Dear Burton Silverman,
I just googled you to see if you were still alive. I guess in the back of my head there’s always this myth that an artist’s paintings go up in value if they are dead . Do you think that’s true?
So other than my sincere wish to see if you, my favorite painter, were still alive, I wanted to know if anything had changed which might affect the value of your paintings. But I googled and not only do I see you are alive and well (congratulations on this) but I see that you have your email address on your website so I figured I’d write.
I own your “Study for Arch-Deluxe” :
I paid $20,000 for it in 1999 at Gallery Henoch. I know they ripped me off but I hope you got your cut and at the time I didn’t care anyway. It was a drop in the bucket. Three years later that would’ve been an overflowing bucket for me. I would’ve drowned in that bucket.
One time in 2002 I was going broke. I had maybe four months of life left. I called them to see if they could buy it back from me for $20,000. They told me they’d call me back but they never did. That would’ve bought me an extra 10 days before going broke but even ten days was a long time for me back then.
I would look at the people in your painting and I would feel so much worse than them. They had happy lives, it seemed to me at that time – drinking their coffee before going onto work. They had a mission. I had no mission. I had an empty hole in my brain that whistled when the wind blew through it.
I’m glad the gallery never called me back, though. Now the painting is hanging up directly to my right. I look at it every day as I work.
It’s so beautiful. So many times I’ve felt like the people in that painting. A Tuesday morning, rainy, a little bit of coffee before work, crowded in together at the ledge at the deli trying to read the latest gossip on page six of the New York Post. Everybody in each other’s personal space. The definition of personal space becomes infinitely narrow, touching without real touching, talking without real talking. Everyone staring into empty spaces inside of themselves, all in different directions.
Nobody really wants to be there. Who wants to work? Who wants to be outside in the rain? Who wants to be making love to each other so intimately in that disgusting deli with their burnt coffee, their yellow jackets, their green jackets, their silent reveries. I want the woman in the yellow jacket to have moments of happiness because maybe then there is hope for all of us. Do you know if she does? Can you tell me?

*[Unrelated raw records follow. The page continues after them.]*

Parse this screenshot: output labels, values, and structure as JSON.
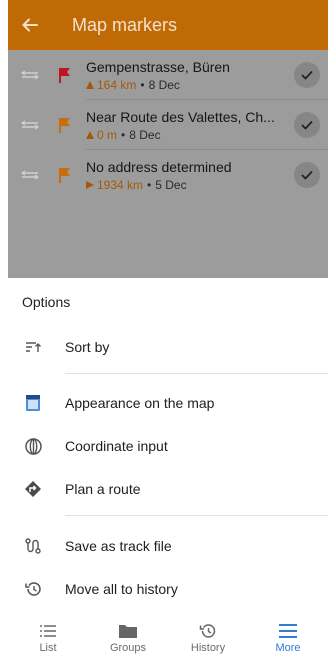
{
  "appbar": {
    "title": "Map markers",
    "back_icon": "arrow-left-icon"
  },
  "markers": [
    {
      "name": "Gempenstrasse, Büren",
      "distance": "164 km",
      "date": "8 Dec",
      "flag_color": "#c0141e",
      "dir_icon": "triangle-up-icon"
    },
    {
      "name": "Near Route des Valettes, Ch...",
      "distance": "0 m",
      "date": "8 Dec",
      "flag_color": "#c96d0a",
      "dir_icon": "triangle-up-icon"
    },
    {
      "name": "No address determined",
      "distance": "1934 km",
      "date": "5 Dec",
      "flag_color": "#c96d0a",
      "dir_icon": "triangle-right-icon"
    }
  ],
  "separator": "•",
  "sheet": {
    "title": "Options",
    "options": [
      {
        "label": "Sort by",
        "icon": "sort-icon"
      },
      {
        "label": "Appearance on the map",
        "icon": "appearance-icon"
      },
      {
        "label": "Coordinate input",
        "icon": "globe-icon"
      },
      {
        "label": "Plan a route",
        "icon": "route-diamond-icon"
      },
      {
        "label": "Save as track file",
        "icon": "track-icon"
      },
      {
        "label": "Move all to history",
        "icon": "history-icon"
      }
    ]
  },
  "nav": {
    "active": "More",
    "tabs": [
      {
        "label": "List",
        "icon": "list-icon"
      },
      {
        "label": "Groups",
        "icon": "folder-icon"
      },
      {
        "label": "History",
        "icon": "history-icon"
      },
      {
        "label": "More",
        "icon": "menu-icon"
      }
    ]
  },
  "colors": {
    "accent": "#c06a06",
    "active": "#2d7cd6"
  }
}
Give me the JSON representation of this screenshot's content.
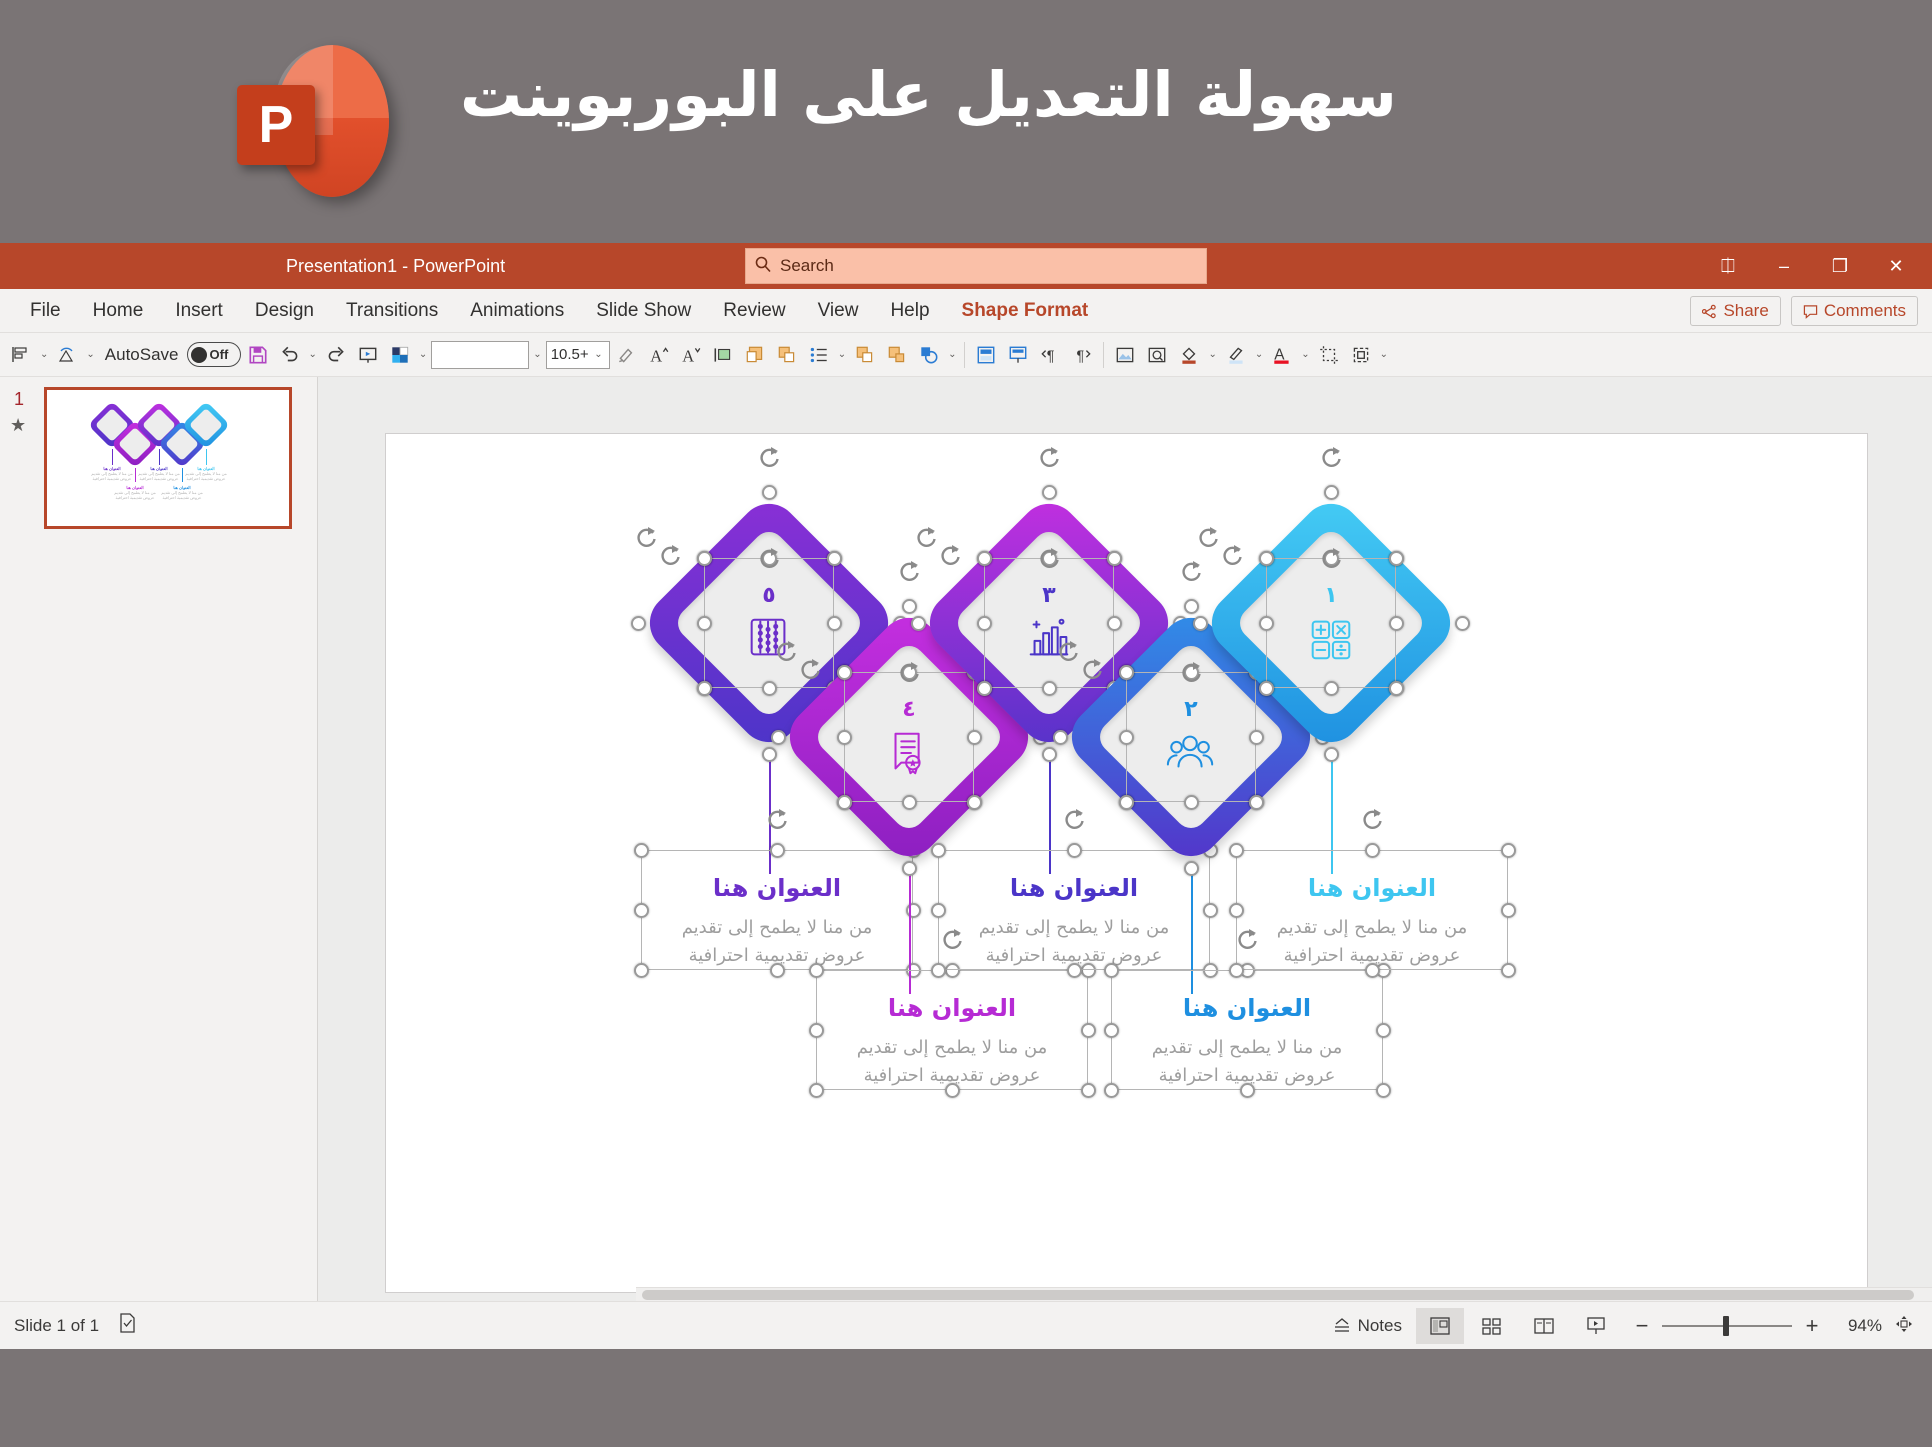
{
  "banner": {
    "title": "سهولة التعديل على البوربوينت",
    "logo_letter": "P",
    "bg_color": "#7a7475"
  },
  "titlebar": {
    "document_title": "Presentation1  -  PowerPoint",
    "search_placeholder": "Search",
    "search_icon": "search-icon",
    "ribbon_display_icon": "⎅",
    "minimize_icon": "–",
    "restore_icon": "❐",
    "close_icon": "✕",
    "bg_color": "#b7472a"
  },
  "ribbon": {
    "tabs": [
      {
        "label": "File",
        "active": false
      },
      {
        "label": "Home",
        "active": false
      },
      {
        "label": "Insert",
        "active": false
      },
      {
        "label": "Design",
        "active": false
      },
      {
        "label": "Transitions",
        "active": false
      },
      {
        "label": "Animations",
        "active": false
      },
      {
        "label": "Slide Show",
        "active": false
      },
      {
        "label": "Review",
        "active": false
      },
      {
        "label": "View",
        "active": false
      },
      {
        "label": "Help",
        "active": false
      },
      {
        "label": "Shape Format",
        "active": true
      }
    ],
    "share_label": "Share",
    "comments_label": "Comments",
    "active_tab_color": "#b7472a"
  },
  "toolbar": {
    "autosave_label": "AutoSave",
    "autosave_state": "Off",
    "font_name": "",
    "font_size": "10.5+",
    "icons": [
      "align-object-icon",
      "rotate-object-icon",
      "save-icon",
      "undo-icon",
      "redo-icon",
      "start-slideshow-icon",
      "theme-colors-icon",
      "format-painter-icon",
      "increase-font-size-icon",
      "decrease-font-size-icon",
      "align-text-icon",
      "shape-fill-icon",
      "shape-outline-icon",
      "bullets-icon",
      "bring-forward-icon",
      "send-backward-icon",
      "shapes-icon",
      "layout-icon",
      "slide-master-icon",
      "rtl-text-icon",
      "ltr-text-icon",
      "picture-icon",
      "zoom-icon",
      "fill-color-icon",
      "pen-color-icon",
      "font-color-icon",
      "crop-icon",
      "group-objects-icon",
      "more-options-icon"
    ]
  },
  "thumbnail_pane": {
    "slide_number": "1",
    "star_icon": "animation-star-icon"
  },
  "slide": {
    "items": [
      {
        "number": "٥",
        "title": "العنوان هنا",
        "body": "من منا لا يطمح إلى تقديم\nعروض تقديمية احترافية",
        "color": "#6b2fc9",
        "gradient_from": "#8b2fd6",
        "gradient_to": "#4b35c8",
        "icon": "abacus-icon",
        "row": "top"
      },
      {
        "number": "٤",
        "title": "العنوان هنا",
        "body": "من منا لا يطمح إلى تقديم\nعروض تقديمية احترافية",
        "color": "#b62bd4",
        "gradient_from": "#c62fe0",
        "gradient_to": "#8b1fc0",
        "icon": "certificate-icon",
        "row": "bottom"
      },
      {
        "number": "٣",
        "title": "العنوان هنا",
        "body": "من منا لا يطمح إلى تقديم\nعروض تقديمية احترافية",
        "color": "#4b35c8",
        "gradient_from": "#c42fe0",
        "gradient_to": "#5433c9",
        "icon": "bar-chart-icon",
        "row": "top"
      },
      {
        "number": "٢",
        "title": "العنوان هنا",
        "body": "من منا لا يطمح إلى تقديم\nعروض تقديمية احترافية",
        "color": "#1e8fe0",
        "gradient_from": "#2f8fe8",
        "gradient_to": "#5433c9",
        "icon": "people-group-icon",
        "row": "bottom"
      },
      {
        "number": "١",
        "title": "العنوان هنا",
        "body": "من منا لا يطمح إلى تقديم\nعروض تقديمية احترافية",
        "color": "#3ec6f0",
        "gradient_from": "#45cdf5",
        "gradient_to": "#1e8fe0",
        "icon": "calculator-icon",
        "row": "top"
      }
    ]
  },
  "statusbar": {
    "slide_count": "Slide 1 of 1",
    "accessibility_icon": "accessibility-checker-icon",
    "notes_label": "Notes",
    "views": [
      {
        "name": "normal-view",
        "icon": "normal-view-icon",
        "selected": true
      },
      {
        "name": "slide-sorter-view",
        "icon": "slide-sorter-icon",
        "selected": false
      },
      {
        "name": "reading-view",
        "icon": "reading-view-icon",
        "selected": false
      },
      {
        "name": "slideshow-view",
        "icon": "slideshow-icon",
        "selected": false
      }
    ],
    "zoom_out_icon": "−",
    "zoom_in_icon": "+",
    "zoom_level": "94%",
    "fit_slide_icon": "fit-to-window-icon"
  }
}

I like how we’re watching the people through the glass. We’re not in there with them. The viewer is on his or her way to work. The glass separates us from our comrades. Maybe we’ll join them. But its already too crowded for us. Maybe the next deli will have some room. But, for the moment, we’re being rained on. We’re cold. We need coffee to wake up. We’re even worse off than the people in the painting. We left the playfulness of our childhoods such a long time ago.
Your painting I have is titled “Study for Arch-Deluxe”. I used to be able to find the actual “Arch-Deluxe” on the Internet but now I can’t anymore. I guess things even disappear in the massive archaeological dig of the internet.
A friend of mine is a painter that’s greatly inspired by you. She couldn’t believe I had a “Burton Silverman painting”. She did a painting of one of my daughters:
My daughter, Mollie, doesn’t like it because she’s not smiling. But heck, her parents had just gotten a divorce, she was switching schools, she was unsure of a lot of things at that time. Sometimes it’s hard to smile. Her hands are wrapped around her body as if she can’t let herself go or everything will spill out. I wish now I had been the one holding her instead of her feeling she had to hold herself.
In any case, I hope you live a very long life.
– James Altucher
Self-portrait of Burton Silverman:
Very early on in my life, I fell in love with the landscape of the human face, where all the emotional states of life are to be found, and the love affair has not faltered.
– Burton Silverman